It’s maybe two months later; I’m waiting with my date, a different girl, at the car in a parking lot near The Palace. The Capital Records building is right there across the street, a stack of deli plates reaching up into a marine layer that’s been waiting all day to creep in from the coast. It’s not a good place to wait, but it isn’t our car and God knows where Liam has gone off to.
A bum comes weaving across the lot, headed for us. I don’t have my hands on any change; really, all I want to do is lean against the car and cool off from all the dancing. I’m wearing a brand new shirt and a pair of pants that only come out on weekends, only at night. Who’d believe I don’t have a dollar? So I peer into my wallet like it’s a darkened room. Like I can’t see anything in there and pull a dollar from between two twenties. “That’s all I got left, man. There’s more ATM receipts in there than bills.”
“I hear that,” the bum says and takes the buck.
After he leaves and word gets out, another bum comes over to us. “Let me get this one,” my date says, a brunette, a really nice girl whose name I’m trying not to remember since this is it, the last time I’ll see her because I’m not ready for a nice girl.
She’s excited and cuts off his pitch about the war and his veteran’s benefits running out. She holds out the dollar like it’s an award, like the guy just won a Grammy or something.

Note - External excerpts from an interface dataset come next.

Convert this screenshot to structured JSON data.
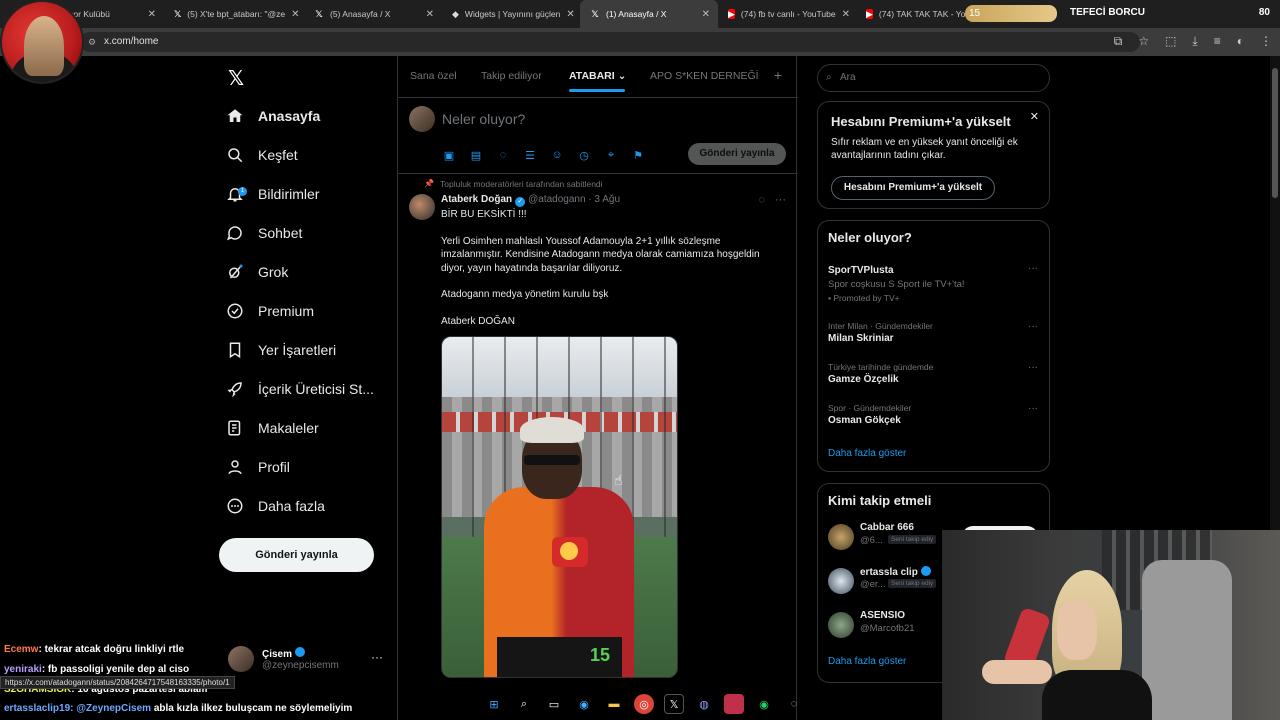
{
  "browser": {
    "tabs": [
      {
        "label": "rbirliği Spor Kulübü",
        "icon": "x"
      },
      {
        "label": "(5) X'te bpt_atabarı: \"@ze",
        "icon": "x"
      },
      {
        "label": "(5) Anasayfa / X",
        "icon": "x"
      },
      {
        "label": "Widgets | Yayınını güçlen",
        "icon": "shield"
      },
      {
        "label": "(1) Anasayfa / X",
        "icon": "x",
        "active": true
      },
      {
        "label": "(74) fb tv canlı - YouTube",
        "icon": "youtube"
      },
      {
        "label": "(74) TAK TAK TAK - YouT",
        "icon": "youtube"
      }
    ],
    "address": "x.com/home",
    "overlay_progress": "15",
    "overlay_title": "TEFECİ BORCU",
    "overlay_value": "80"
  },
  "x": {
    "logo": "𝕏",
    "nav": [
      {
        "label": "Anasayfa",
        "icon": "home-icon",
        "bold": true
      },
      {
        "label": "Keşfet",
        "icon": "search-icon"
      },
      {
        "label": "Bildirimler",
        "icon": "bell-icon",
        "badge": "1"
      },
      {
        "label": "Sohbet",
        "icon": "chat-icon"
      },
      {
        "label": "Grok",
        "icon": "grok-icon"
      },
      {
        "label": "Premium",
        "icon": "premium-icon"
      },
      {
        "label": "Yer İşaretleri",
        "icon": "bookmark-icon"
      },
      {
        "label": "İçerik Üreticisi St...",
        "icon": "rocket-icon"
      },
      {
        "label": "Makaleler",
        "icon": "article-icon"
      },
      {
        "label": "Profil",
        "icon": "profile-icon"
      },
      {
        "label": "Daha fazla",
        "icon": "more-icon"
      }
    ],
    "post_button": "Gönderi yayınla",
    "profile": {
      "name": "Çisem",
      "handle": "@zeynepcisemm"
    },
    "feed_tabs": [
      "Sana özel",
      "Takip ediliyor",
      "ATABARI",
      "APO S*KEN DERNEĞİ"
    ],
    "active_tab": "ATABARI",
    "compose": {
      "placeholder": "Neler oluyor?",
      "button": "Gönderi yayınla"
    },
    "tweet": {
      "pinned": "Topluluk moderatörleri tarafından sabitlendi",
      "name": "Ataberk Doğan",
      "handle": "@atadogann",
      "date": "· 3 Ağu",
      "paragraphs": [
        "BİR BU EKSİKTİ !!!",
        "Yerli Osimhen mahlaslı Youssof Adamouyla 2+1 yıllık sözleşme imzalanmıştır. Kendisine Atadogann medya olarak camiamıza hoşgeldin diyor, yayın hayatında başarılar diliyoruz.",
        "Atadogann medya yönetim kurulu bşk",
        "Ataberk DOĞAN"
      ],
      "media_number": "15"
    },
    "search_placeholder": "Ara",
    "premium": {
      "title": "Hesabını Premium+'a yükselt",
      "desc": "Sıfır reklam ve en yüksek yanıt önceliği ek avantajlarının tadını çıkar.",
      "button": "Hesabını Premium+'a yükselt"
    },
    "trends": {
      "title": "Neler oluyor?",
      "items": [
        {
          "context": "",
          "name": "SporTVPlusta",
          "sub": "Spor coşkusu S Sport ile TV+'ta!",
          "promo": "Promoted by TV+"
        },
        {
          "context": "Inter Milan · Gündemdekiler",
          "name": "Milan Skriniar"
        },
        {
          "context": "Türkiye tarihinde gündemde",
          "name": "Gamze Özçelik"
        },
        {
          "context": "Spor · Gündemdekiler",
          "name": "Osman Gökçek"
        }
      ],
      "more": "Daha fazla göster"
    },
    "who_to_follow": {
      "title": "Kimi takip etmeli",
      "items": [
        {
          "name": "Cabbar 666",
          "handle": "@6...",
          "tag": "Seni takip ediy"
        },
        {
          "name": "ertassla clip",
          "handle": "@er...",
          "tag": "Seni takip ediy"
        },
        {
          "name": "ASENSIO",
          "handle": "@Marcofb21"
        }
      ],
      "more": "Daha fazla göster"
    }
  },
  "stream": {
    "chat": [
      {
        "user": "Ecemw",
        "msg": ": tekrar atcak doğru linkliyi rtle"
      },
      {
        "user": "yeniraki",
        "msg": ": fb passoligi yenile dep al ciso"
      },
      {
        "user": "S2GHAMSIGK",
        "msg": ": 16 ağustos pazartesi ablam"
      },
      {
        "user": "ertasslaclip19",
        "mention": ": @ZeynepCisem",
        "msg": " abla kızla ilkez buluşcam ne söylemeliyim"
      }
    ],
    "url_tooltip": "https://x.com/atadogann/status/2084264717548163335/photo/1"
  }
}
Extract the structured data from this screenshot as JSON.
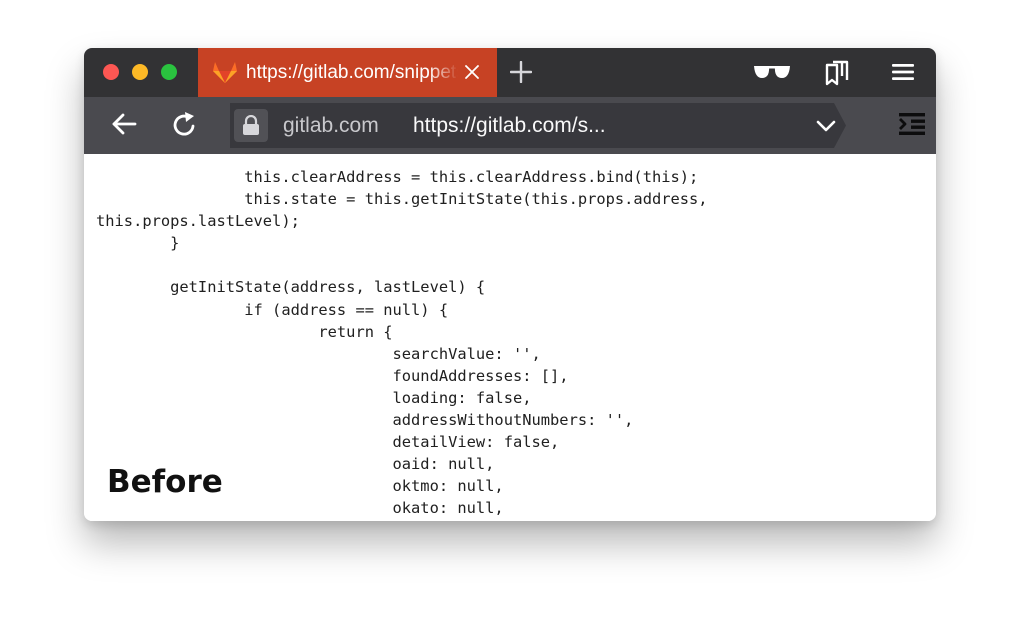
{
  "tab": {
    "title": "https://gitlab.com/snippets/",
    "icon": "gitlab-fox-icon",
    "close_icon": "close-icon"
  },
  "toolbar": {
    "new_tab_icon": "plus-icon",
    "reader_icon": "glasses-icon",
    "library_icon": "library-icon",
    "menu_icon": "hamburger-menu-icon"
  },
  "navigation": {
    "back_icon": "back-arrow-icon",
    "reload_icon": "reload-icon",
    "lock_icon": "lock-icon",
    "domain": "gitlab.com",
    "url": "https://gitlab.com/s...",
    "dropdown_icon": "chevron-down-icon",
    "sidebar_icon": "sidebar-icon"
  },
  "code_lines": [
    "                this.clearAddress = this.clearAddress.bind(this);",
    "                this.state = this.getInitState(this.props.address,",
    "this.props.lastLevel);",
    "        }",
    "",
    "        getInitState(address, lastLevel) {",
    "                if (address == null) {",
    "                        return {",
    "                                searchValue: '',",
    "                                foundAddresses: [],",
    "                                loading: false,",
    "                                addressWithoutNumbers: '',",
    "                                detailView: false,",
    "                                oaid: null,",
    "                                oktmo: null,",
    "                                okato: null,"
  ],
  "caption": "Before",
  "colors": {
    "tab_bar": "#323234",
    "active_tab": "#c74224",
    "nav_bar": "#4a4a4f",
    "url_bar": "#38383d",
    "close_dot": "#fd5753",
    "minimize_dot": "#fdb926",
    "zoom_dot": "#2ac33f"
  }
}
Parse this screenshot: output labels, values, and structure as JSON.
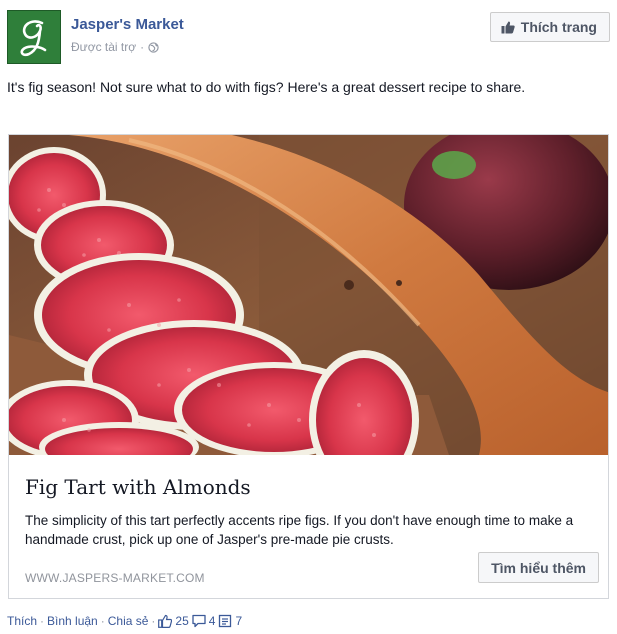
{
  "header": {
    "page_name": "Jasper's Market",
    "sponsored_label": "Được tài trợ",
    "separator": "·",
    "like_page_label": "Thích trang",
    "avatar_letter": "g"
  },
  "post": {
    "text": "It's fig season! Not sure what to do with figs? Here's a great dessert recipe to share."
  },
  "card": {
    "title": "Fig Tart with Almonds",
    "description": "The simplicity of this tart perfectly accents ripe figs. If you don't have enough time to make a handmade crust, pick up one of Jasper's pre-made pie crusts.",
    "domain": "WWW.JASPERS-MARKET.COM",
    "cta_label": "Tìm hiểu thêm"
  },
  "actions": {
    "like_label": "Thích",
    "comment_label": "Bình luận",
    "share_label": "Chia sẻ",
    "separator": "·",
    "likes_count": "25",
    "comments_count": "4",
    "shares_count": "7"
  },
  "colors": {
    "link_blue": "#3b5998",
    "avatar_green": "#2f7f3a"
  },
  "icons": {
    "globe": "globe-icon",
    "like": "thumbs-up-icon",
    "comment": "comment-icon",
    "share": "share-count-icon"
  }
}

“A dollar?” he says staring at the bill. “What the fuck am I going to do with a dollar?” She looks like she might cry, her eyes welling up a little and sparkling like her skirt, so I throw an arm around her. She drops her head to search through her purse for another dollar, or maybe a five, and the bum glances at me without moving his head. He takes a deep breath and his eyes follow the silent exhale to the pavement, and I know it’s an apology. He had to try it. He knows I’ve been paying all night. Knows she must have some money. It would be stupid if he didn’t try. And as a few more bucks come out I squeeze her a little closer, firm but not intimate, and nod to him, let him know it’s okay and that, really, I’m no better.
© R Dean Johnson, 2013
Originally from California, R. Dean Johnson lives in Kentucky with his wife, the writer Julie Hensley, and their two children. His fiction has twice been nominated for the Pushcart Prize, and his essays and stories have appeared in Ascent, Juked, Natural Bridge, New Orleans Review, Santa Clara Review, Slice, The Southern Review, and elsewhere. He teaches fiction and creative nonfiction in the Bluegrass Writers Studio, the low-residency MFA program at Eastern Kentucky University:creativewriting.eku.edu.
Concrete was read by Ryan Ervin on 6th November 2013